16. And they reasoned among themselves, saying, It is because we have no bread. 17. And when Jesus knew it, he saith unto them, Why reason ye, because ye have no bread? perceive ye not yet, neither understand? have ye your heart yet hardened? 18. Having eyes, see ye not? and having ears, hear ye not? and do ye not remember? 19. When I brake the five loaves among five thousand, how many baskets full of fragments took ye up? They say unto him, Twelve. 20. And when the seven among four thousand, how many baskets full of fragments took ye up? And they said, Seven. 21. And he said unto them, How is it that ye do not understand?

The disciples, as usual, didn’t understand Jesus. They focused on the physical bread, rather than the spiritual truth of what Jesus was saying. Instead of recognizing that Jesus was talking about two belief systems that could draw them away from God, they focused on the bread. “So Matthew, the next time you go to <insert name of your favorite grocery store here>, make sure you avoid the Pharisee brand and the Herod brand. Jesus, what brand should Matthew look for?” I’m going to give you a true statement as a (retired) teacher: sometimes students can be exasperating. Jesus’s disciples, His students, were exasperating at times, and this is one of those times. In the midst of their worry over physical bread, they overlooked the meaning of the teaching Jesus was giving them. God will provide. Think about all the leftovers they had from just those two dinner parties. God’s going to take care of physical needs. What they needed to watch for was anything that drew them away from God. In this case, Jesus was concerned that an undue emphasis on physical needs could get in the way of their relationship with God, just a a focus on works, as in the leaven of the Pharisees, or a focus on power, as in the leaven of Herod, could do. Instead, we should seek to deepen our relationship with God as we come to know Him better each day. The best way to get to know Him better is to spend time with Him. What does that mean? I can’t give you a definite answer. Why not ask God to show you as you go through each day.

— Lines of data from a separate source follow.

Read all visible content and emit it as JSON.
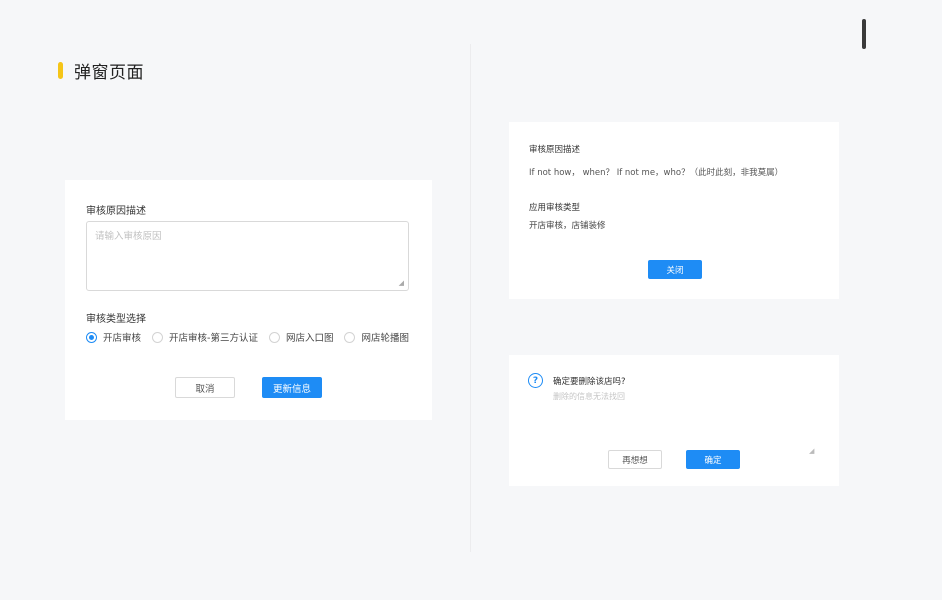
{
  "page": {
    "title": "弹窗页面",
    "accent_color": "#f5c518"
  },
  "icons": {
    "radio_checked": "radio-checked-icon",
    "radio_unchecked": "radio-unchecked-icon",
    "question": "question-circle-icon",
    "resize": "resize-handle-icon"
  },
  "form_modal": {
    "reason_label": "审核原因描述",
    "reason_placeholder": "请输入审核原因",
    "type_label": "审核类型选择",
    "options": [
      {
        "label": "开店审核",
        "checked": true
      },
      {
        "label": "开店审核-第三方认证",
        "checked": false
      },
      {
        "label": "网店入口图",
        "checked": false
      },
      {
        "label": "网店轮播图",
        "checked": false
      }
    ],
    "cancel_label": "取消",
    "submit_label": "更新信息"
  },
  "detail_modal": {
    "reason_label": "审核原因描述",
    "reason_value": "If not how， when？ If not me，who？（此时此刻，非我莫属）",
    "type_label": "应用审核类型",
    "type_value": "开店审核，店铺装修",
    "close_label": "关闭"
  },
  "confirm_modal": {
    "title": "确定要删除该店吗?",
    "subtitle": "删除的信息无法找回",
    "cancel_label": "再想想",
    "ok_label": "确定"
  },
  "colors": {
    "primary": "#1e8cf5",
    "background": "#f6f7f9"
  }
}
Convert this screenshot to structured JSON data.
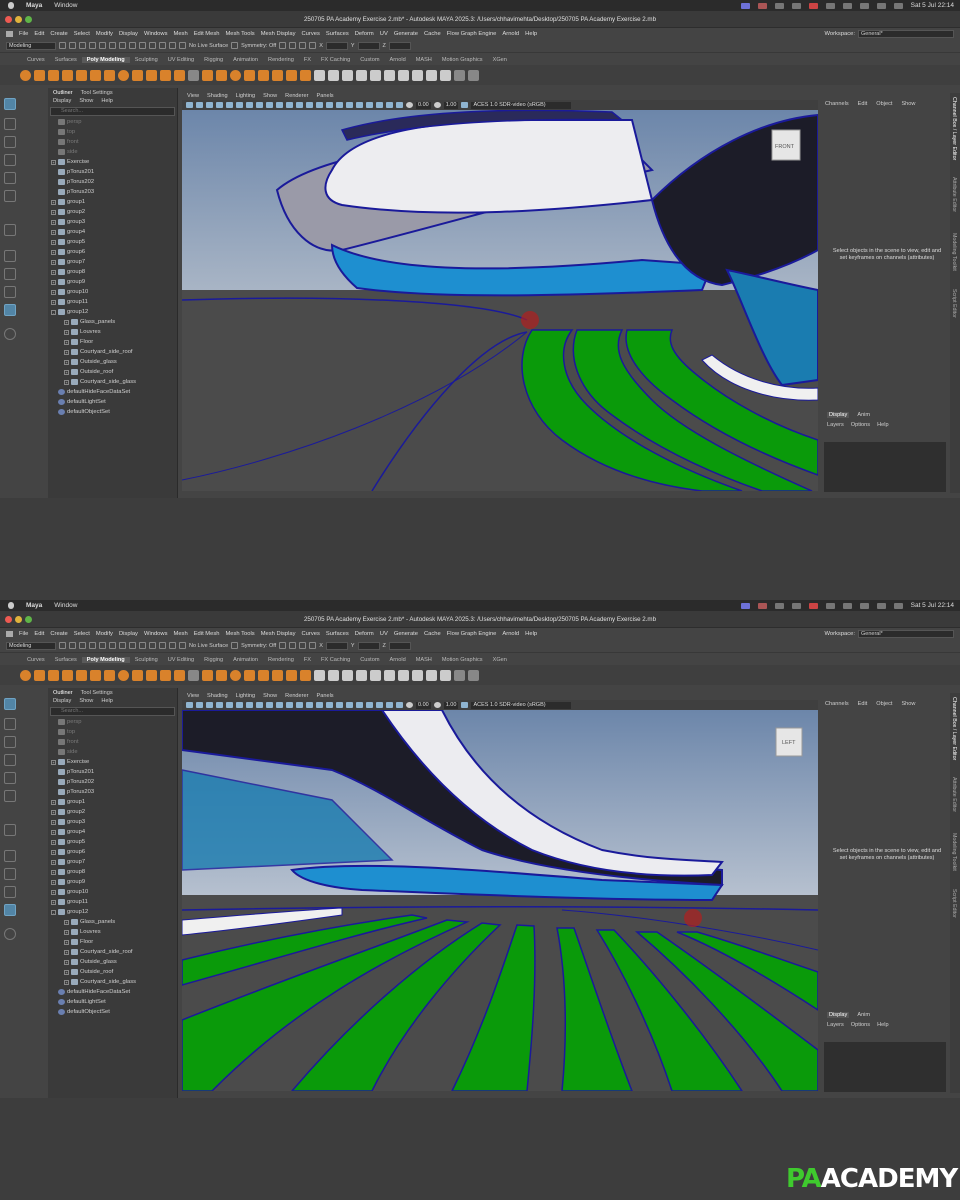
{
  "mac": {
    "app": "Maya",
    "window": "Window",
    "datetime": "Sat 5 Jul  22:14"
  },
  "title": "250705 PA Academy Exercise 2.mb* - Autodesk MAYA 2025.3: /Users/chhavimehta/Desktop/250705 PA Academy Exercise 2.mb",
  "menus": [
    "File",
    "Edit",
    "Create",
    "Select",
    "Modify",
    "Display",
    "Windows",
    "Mesh",
    "Edit Mesh",
    "Mesh Tools",
    "Mesh Display",
    "Curves",
    "Surfaces",
    "Deform",
    "UV",
    "Generate",
    "Cache",
    "Flow Graph Engine",
    "Arnold",
    "Help"
  ],
  "workspace": {
    "label": "Workspace:",
    "value": "General*"
  },
  "status": {
    "mode": "Modeling",
    "live": "No Live Surface",
    "symmetry": "Symmetry: Off",
    "x": "X",
    "y": "Y",
    "z": "Z"
  },
  "shelf_tabs": [
    "Curves",
    "Surfaces",
    "Poly Modeling",
    "Sculpting",
    "UV Editing",
    "Rigging",
    "Animation",
    "Rendering",
    "FX",
    "FX Caching",
    "Custom",
    "Arnold",
    "MASH",
    "Motion Graphics",
    "XGen"
  ],
  "active_shelf": "Poly Modeling",
  "outliner": {
    "tabs": [
      "Outliner",
      "Tool Settings"
    ],
    "menu": [
      "Display",
      "Show",
      "Help"
    ],
    "search": "Search...",
    "rows": [
      "persp",
      "top",
      "front",
      "side",
      "Exercise",
      "pTorus201",
      "pTorus202",
      "pTorus203",
      "group1",
      "group2",
      "group3",
      "group4",
      "group5",
      "group6",
      "group7",
      "group8",
      "group9",
      "group10",
      "group11",
      "group12",
      "Glass_panels",
      "Louvres",
      "Floor",
      "Courtyard_side_roof",
      "Outside_glass",
      "Outside_roof",
      "Courtyard_side_glass",
      "defaultHideFaceDataSet",
      "defaultLightSet",
      "defaultObjectSet"
    ]
  },
  "viewport": {
    "menu": [
      "View",
      "Shading",
      "Lighting",
      "Show",
      "Renderer",
      "Panels"
    ],
    "val1": "0.00",
    "val2": "1.00",
    "colorspace": "ACES 1.0 SDR-video (sRGB)",
    "cube_top": "FRONT",
    "cube_bottom": "LEFT"
  },
  "channelbox": {
    "menu": [
      "Channels",
      "Edit",
      "Object",
      "Show"
    ],
    "message": "Select objects in the scene to view, edit and set keyframes on channels (attributes)"
  },
  "layer": {
    "tabs": [
      "Display",
      "Anim"
    ],
    "menu": [
      "Layers",
      "Options",
      "Help"
    ]
  },
  "side_tabs": [
    "Channel Box / Layer Editor",
    "Attribute Editor",
    "Modeling Toolkit",
    "Script Editor"
  ],
  "logo": {
    "pa": "PA",
    "rest": "ACADEMY"
  },
  "colors": {
    "green": "#0a9a0a",
    "glass": "#1e8fd0",
    "outline": "#1a1a9a",
    "brand": "#3fca2e"
  }
}
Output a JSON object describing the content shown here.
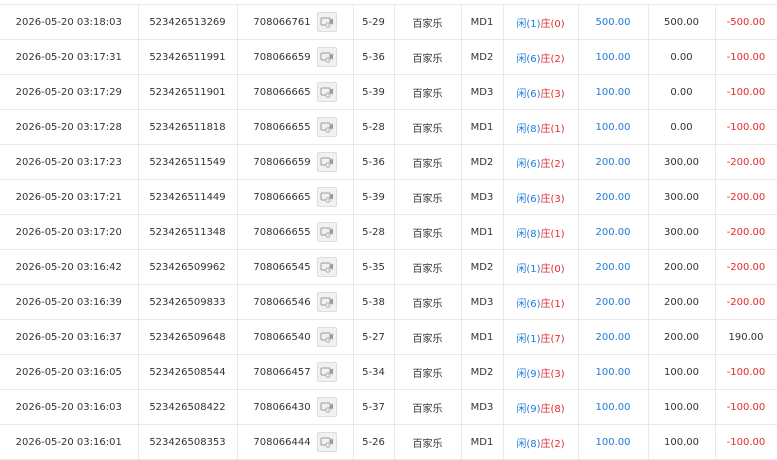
{
  "icon": "video-replay-icon",
  "colors": {
    "player": "#1e7bd9",
    "banker": "#e22b2b",
    "bet": "#1e7bd9",
    "loss": "#e22b2b",
    "text": "#333333",
    "border": "#e8e8e8"
  },
  "labels": {
    "player": "闲",
    "banker": "庄"
  },
  "rows": [
    {
      "time": "2026-05-20 03:18:03",
      "order_id": "523426513269",
      "round_id": "708066761",
      "shoe": "5-29",
      "game": "百家乐",
      "table": "MD1",
      "player_points": "(1)",
      "banker_points": "(0)",
      "bet": "500.00",
      "valid_bet": "500.00",
      "win_loss": "-500.00"
    },
    {
      "time": "2026-05-20 03:17:31",
      "order_id": "523426511991",
      "round_id": "708066659",
      "shoe": "5-36",
      "game": "百家乐",
      "table": "MD2",
      "player_points": "(6)",
      "banker_points": "(2)",
      "bet": "100.00",
      "valid_bet": "0.00",
      "win_loss": "-100.00"
    },
    {
      "time": "2026-05-20 03:17:29",
      "order_id": "523426511901",
      "round_id": "708066665",
      "shoe": "5-39",
      "game": "百家乐",
      "table": "MD3",
      "player_points": "(6)",
      "banker_points": "(3)",
      "bet": "100.00",
      "valid_bet": "0.00",
      "win_loss": "-100.00"
    },
    {
      "time": "2026-05-20 03:17:28",
      "order_id": "523426511818",
      "round_id": "708066655",
      "shoe": "5-28",
      "game": "百家乐",
      "table": "MD1",
      "player_points": "(8)",
      "banker_points": "(1)",
      "bet": "100.00",
      "valid_bet": "0.00",
      "win_loss": "-100.00"
    },
    {
      "time": "2026-05-20 03:17:23",
      "order_id": "523426511549",
      "round_id": "708066659",
      "shoe": "5-36",
      "game": "百家乐",
      "table": "MD2",
      "player_points": "(6)",
      "banker_points": "(2)",
      "bet": "200.00",
      "valid_bet": "300.00",
      "win_loss": "-200.00"
    },
    {
      "time": "2026-05-20 03:17:21",
      "order_id": "523426511449",
      "round_id": "708066665",
      "shoe": "5-39",
      "game": "百家乐",
      "table": "MD3",
      "player_points": "(6)",
      "banker_points": "(3)",
      "bet": "200.00",
      "valid_bet": "300.00",
      "win_loss": "-200.00"
    },
    {
      "time": "2026-05-20 03:17:20",
      "order_id": "523426511348",
      "round_id": "708066655",
      "shoe": "5-28",
      "game": "百家乐",
      "table": "MD1",
      "player_points": "(8)",
      "banker_points": "(1)",
      "bet": "200.00",
      "valid_bet": "300.00",
      "win_loss": "-200.00"
    },
    {
      "time": "2026-05-20 03:16:42",
      "order_id": "523426509962",
      "round_id": "708066545",
      "shoe": "5-35",
      "game": "百家乐",
      "table": "MD2",
      "player_points": "(1)",
      "banker_points": "(0)",
      "bet": "200.00",
      "valid_bet": "200.00",
      "win_loss": "-200.00"
    },
    {
      "time": "2026-05-20 03:16:39",
      "order_id": "523426509833",
      "round_id": "708066546",
      "shoe": "5-38",
      "game": "百家乐",
      "table": "MD3",
      "player_points": "(6)",
      "banker_points": "(1)",
      "bet": "200.00",
      "valid_bet": "200.00",
      "win_loss": "-200.00"
    },
    {
      "time": "2026-05-20 03:16:37",
      "order_id": "523426509648",
      "round_id": "708066540",
      "shoe": "5-27",
      "game": "百家乐",
      "table": "MD1",
      "player_points": "(1)",
      "banker_points": "(7)",
      "bet": "200.00",
      "valid_bet": "200.00",
      "win_loss": "190.00"
    },
    {
      "time": "2026-05-20 03:16:05",
      "order_id": "523426508544",
      "round_id": "708066457",
      "shoe": "5-34",
      "game": "百家乐",
      "table": "MD2",
      "player_points": "(9)",
      "banker_points": "(3)",
      "bet": "100.00",
      "valid_bet": "100.00",
      "win_loss": "-100.00"
    },
    {
      "time": "2026-05-20 03:16:03",
      "order_id": "523426508422",
      "round_id": "708066430",
      "shoe": "5-37",
      "game": "百家乐",
      "table": "MD3",
      "player_points": "(9)",
      "banker_points": "(8)",
      "bet": "100.00",
      "valid_bet": "100.00",
      "win_loss": "-100.00"
    },
    {
      "time": "2026-05-20 03:16:01",
      "order_id": "523426508353",
      "round_id": "708066444",
      "shoe": "5-26",
      "game": "百家乐",
      "table": "MD1",
      "player_points": "(8)",
      "banker_points": "(2)",
      "bet": "100.00",
      "valid_bet": "100.00",
      "win_loss": "-100.00"
    }
  ]
}
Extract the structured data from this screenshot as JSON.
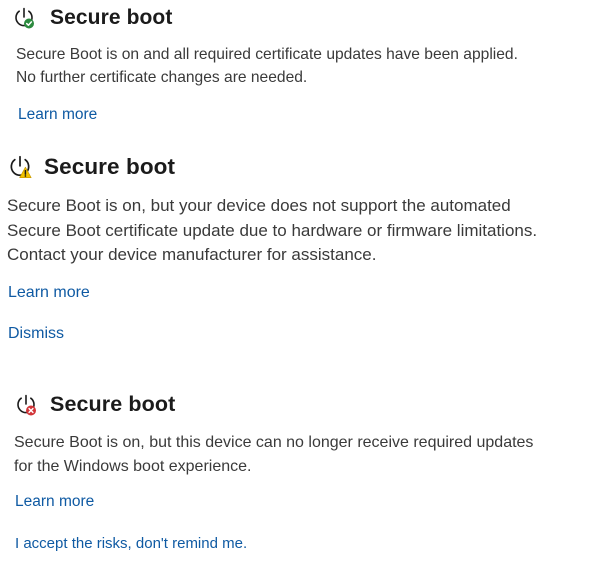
{
  "colors": {
    "title": "#1b1b1b",
    "text": "#3a3a3a",
    "link": "#0f5aa3",
    "success": "#2b8a3e",
    "warning": "#f2c200",
    "error": "#d13438"
  },
  "cards": [
    {
      "icon": "power-icon-success",
      "title": "Secure boot",
      "description_lines": [
        "Secure Boot is on and all required certificate updates have been applied.",
        "No further certificate changes are needed."
      ],
      "links": [
        "Learn more"
      ]
    },
    {
      "icon": "power-icon-warning",
      "title": "Secure boot",
      "description_lines": [
        "Secure Boot is on, but your device does not support the automated",
        "Secure Boot certificate update due to hardware or firmware limitations.",
        "Contact your device manufacturer for assistance."
      ],
      "links": [
        "Learn more",
        "Dismiss"
      ]
    },
    {
      "icon": "power-icon-error",
      "title": "Secure boot",
      "description_lines": [
        "Secure Boot is on, but this device can no longer receive required updates",
        "for the Windows boot experience."
      ],
      "links": [
        "Learn more",
        "I accept the risks, don't remind me."
      ]
    }
  ]
}
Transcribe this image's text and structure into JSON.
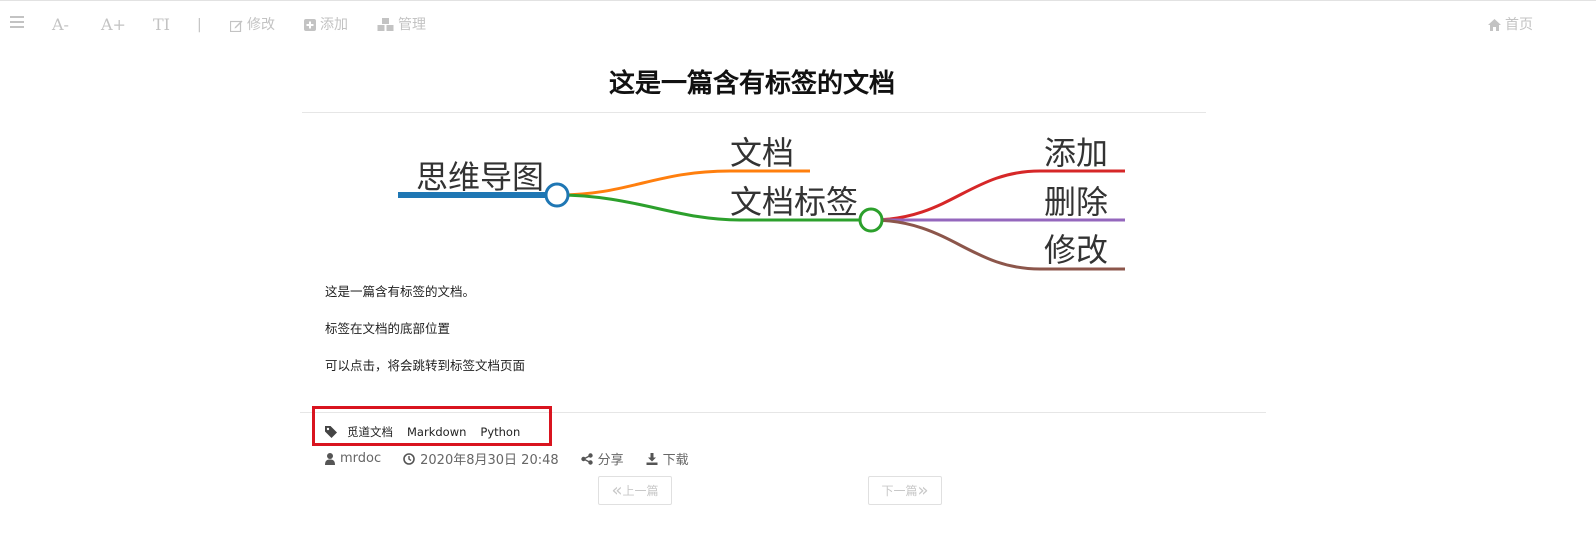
{
  "toolbar": {
    "font_decrease": "A-",
    "font_increase": "A+",
    "font_style": "TI",
    "separator": "|",
    "edit_label": "修改",
    "add_label": "添加",
    "manage_label": "管理",
    "home_label": "首页"
  },
  "doc": {
    "title": "这是一篇含有标签的文档",
    "paragraphs": [
      "这是一篇含有标签的文档。",
      "标签在文档的底部位置",
      "可以点击，将会跳转到标签文档页面"
    ]
  },
  "mindmap": {
    "root": "思维导图",
    "nodes": [
      "文档",
      "文档标签"
    ],
    "leaves": [
      "添加",
      "删除",
      "修改"
    ],
    "colors": {
      "root": "#1f77b4",
      "doc": "#ff7f0e",
      "tags": "#2ca02c",
      "add": "#d62728",
      "delete": "#9467bd",
      "edit": "#8c564b"
    }
  },
  "tags": [
    "觅道文档",
    "Markdown",
    "Python"
  ],
  "meta": {
    "author": "mrdoc",
    "datetime": "2020年8月30日 20:48",
    "share": "分享",
    "download": "下载"
  },
  "nav": {
    "prev": "上一篇",
    "next": "下一篇",
    "prev_chevron": "«",
    "next_chevron": "»"
  },
  "colors": {
    "highlight_box": "#d9141f",
    "toolbar_icon": "#c3c3c3"
  }
}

About rockyfort

I am a retired Middle School Teacher. I share each day what God is teaching me from reading His word hoping that people can benefit from reading what God has taught me.
This entry was posted in Bible study and tagged , , , , , , , , , , , , , , , , , , , , , , , , , , , . Bookmark the permalink.